Veteran Status and Marital Aggression: Does Military Service Make a Difference?
Journal of Family Violence
Previous research has demonstrated that rates of domestic violence are higher among couples where at least one person is on active duty. What is unclear is whether or not the propensity to engage in domestic violence remains after an individual has left the military and entered into veteran status. The purpose of this investigation was to evaluate whether or not veteran status will increase an individual’s tendency to engage in acts of domestic violence. Through the use of cultural spillover theory, the argument can be made that the effects of military resocialization will persist even after separation from active duty service, and that veteran status will contribute to domestic violence in a marriage. Analysis of the National Survey of Families and Households Wave I dataset allowed for a comparison of the rates of domestic violence among veterans and non-veterans to see if veterans are more likely to engage in domestic violence, net of combat exposure, relationship stressors and other statistical controls. The data reveal that male veterans are in fact less likely to engage in an episode of domestic violence as compared to civilians with no previous military experience; however, once other factors are accounted for, this relationship becomes nonsignificant.
Military; Veterans; Domestic Violence; Intimate Violence
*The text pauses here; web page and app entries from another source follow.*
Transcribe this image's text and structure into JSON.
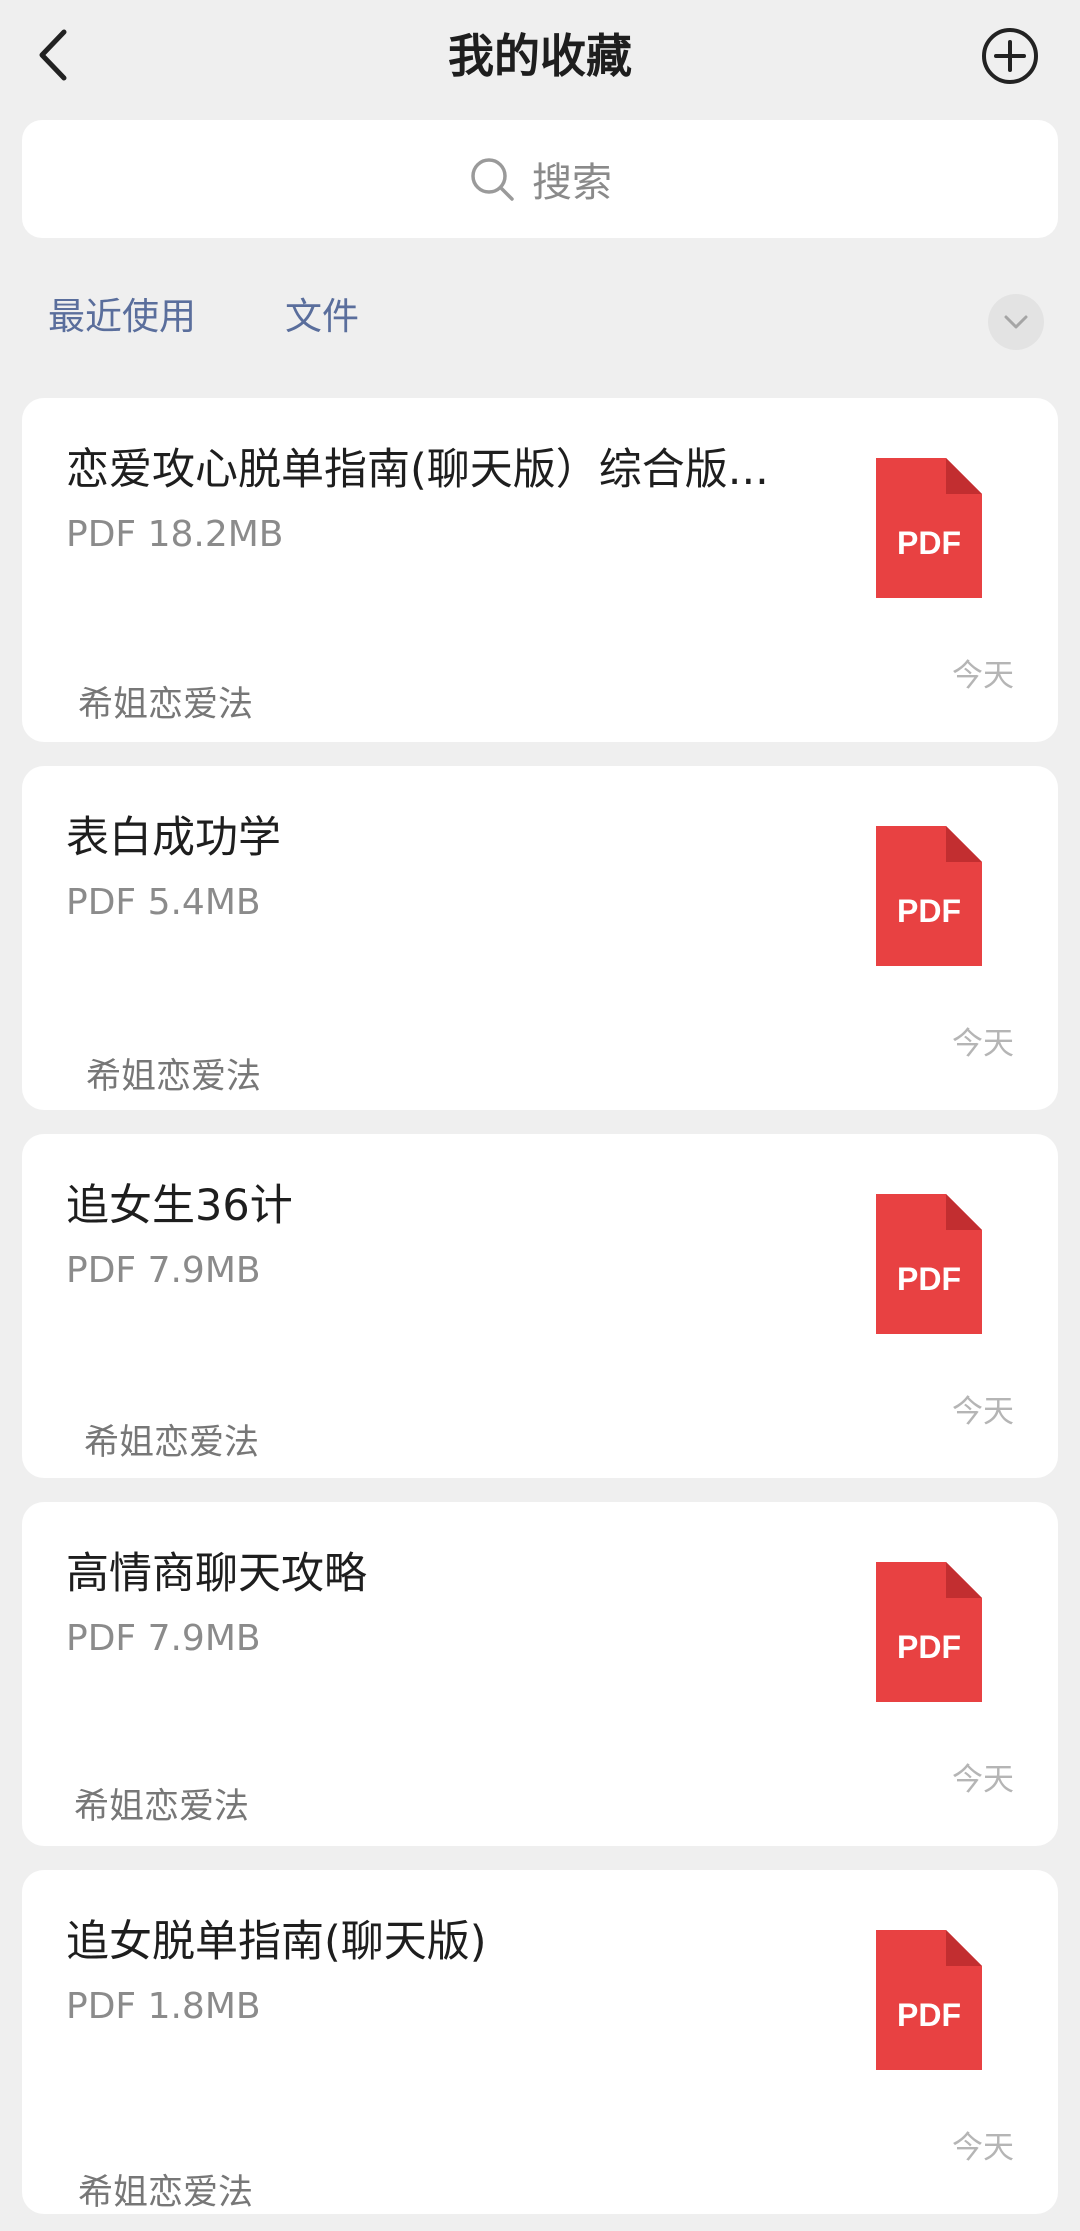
{
  "header": {
    "title": "我的收藏"
  },
  "search": {
    "placeholder": "搜索"
  },
  "filters": [
    {
      "label": "最近使用"
    },
    {
      "label": "文件"
    }
  ],
  "colors": {
    "accent_tab": "#5a6e9c",
    "pdf_red": "#e84142",
    "pdf_fold": "#c22e30"
  },
  "icons": {
    "back": "chevron-left-icon",
    "add": "plus-circle-icon",
    "search": "search-icon",
    "expand": "chevron-down-icon",
    "file": "pdf-file-icon"
  },
  "items": [
    {
      "name": "恋爱攻心脱单指南(聊天版）综合版...",
      "meta": "PDF 18.2MB",
      "icon_text": "PDF",
      "date": "今天",
      "watermark": "希姐恋爱法"
    },
    {
      "name": "表白成功学",
      "meta": "PDF 5.4MB",
      "icon_text": "PDF",
      "date": "今天",
      "watermark": "希姐恋爱法"
    },
    {
      "name": "追女生36计",
      "meta": "PDF 7.9MB",
      "icon_text": "PDF",
      "date": "今天",
      "watermark": "希姐恋爱法"
    },
    {
      "name": "高情商聊天攻略",
      "meta": "PDF 7.9MB",
      "icon_text": "PDF",
      "date": "今天",
      "watermark": "希姐恋爱法"
    },
    {
      "name": "追女脱单指南(聊天版)",
      "meta": "PDF 1.8MB",
      "icon_text": "PDF",
      "date": "今天",
      "watermark": "希姐恋爱法"
    }
  ]
}
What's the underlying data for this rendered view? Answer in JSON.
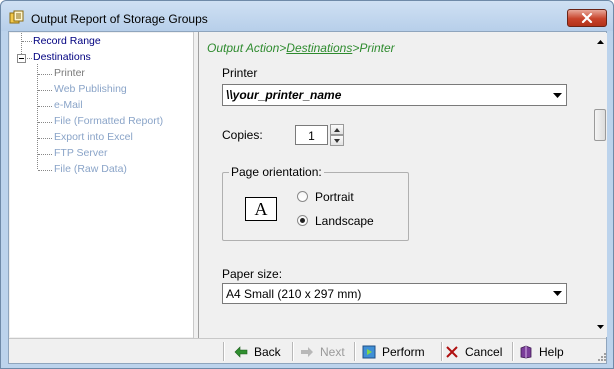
{
  "window": {
    "title": "Output Report of Storage Groups"
  },
  "tree": {
    "items": [
      {
        "label": "Record Range"
      },
      {
        "label": "Destinations"
      },
      {
        "label": "Printer"
      },
      {
        "label": "Web Publishing"
      },
      {
        "label": "e-Mail"
      },
      {
        "label": "File (Formatted Report)"
      },
      {
        "label": "Export into Excel"
      },
      {
        "label": "FTP Server"
      },
      {
        "label": "File (Raw Data)"
      }
    ]
  },
  "breadcrumb": {
    "prefix": "Output Action>",
    "link": "Destinations",
    "suffix": ">Printer"
  },
  "printer": {
    "label": "Printer",
    "value": "\\\\your_printer_name"
  },
  "copies": {
    "label": "Copies:",
    "value": "1"
  },
  "orientation": {
    "legend": "Page orientation:",
    "icon_glyph": "A",
    "options": [
      "Portrait",
      "Landscape"
    ],
    "selected": "Landscape"
  },
  "paper": {
    "label": "Paper size:",
    "value": "A4 Small (210 x 297 mm)"
  },
  "buttons": {
    "back": "Back",
    "next": "Next",
    "perform": "Perform",
    "cancel": "Cancel",
    "help": "Help"
  },
  "colors": {
    "breadcrumb": "#2e8b2e",
    "tree_top": "#000080",
    "tree_sub": "#8aa4c8",
    "close_button": "#c8432b"
  }
}
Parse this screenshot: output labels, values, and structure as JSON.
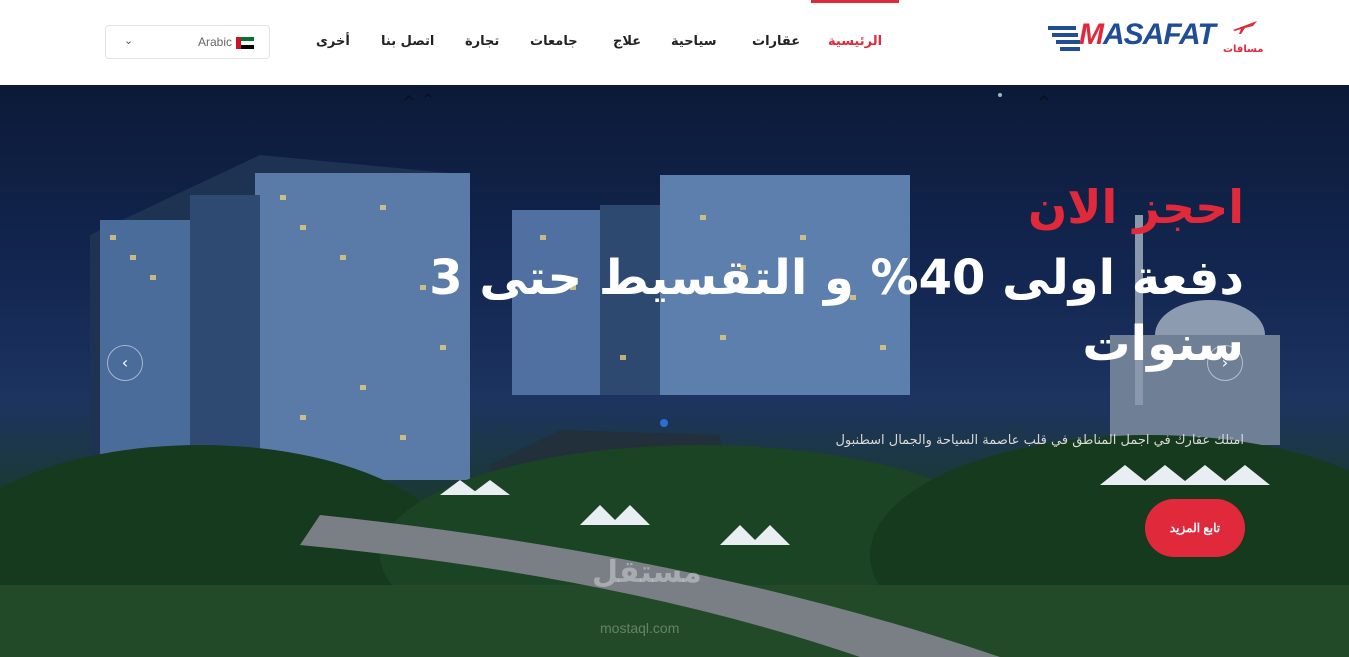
{
  "header": {
    "logo_text_m": "M",
    "logo_text_rest": "ASAFAT",
    "logo_sub": "مسافات",
    "language": {
      "selected": "Arabic",
      "flag": "uae-flag-icon"
    },
    "nav": [
      {
        "label": "الرئيسية",
        "active": true
      },
      {
        "label": "عقارات",
        "active": false
      },
      {
        "label": "سياحية",
        "active": false
      },
      {
        "label": "علاج",
        "active": false
      },
      {
        "label": "جامعات",
        "active": false
      },
      {
        "label": "تجارة",
        "active": false
      },
      {
        "label": "اتصل بنا",
        "active": false
      },
      {
        "label": "أخرى",
        "active": false
      }
    ]
  },
  "hero": {
    "headline_red": "احجز الان",
    "headline_white": "دفعة اولى 40% و التقسيط حتى 3 سنوات",
    "subline": "امتلك عقارك في اجمل المناطق في قلب عاصمة السياحة والجمال اسطنبول",
    "cta_label": "تابع المزيد",
    "prev_icon": "chevron-left-icon",
    "next_icon": "chevron-right-icon"
  },
  "watermark": {
    "text": "مستقل",
    "sub": "mostaql.com"
  },
  "colors": {
    "accent": "#e0293a",
    "brand_blue": "#1f4e96"
  }
}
Christopher Bradley (2007).
Veteran Status and Marital Aggression: Does Military Service Make a Difference?. Journal of Family Violence.22 (4), 197-209.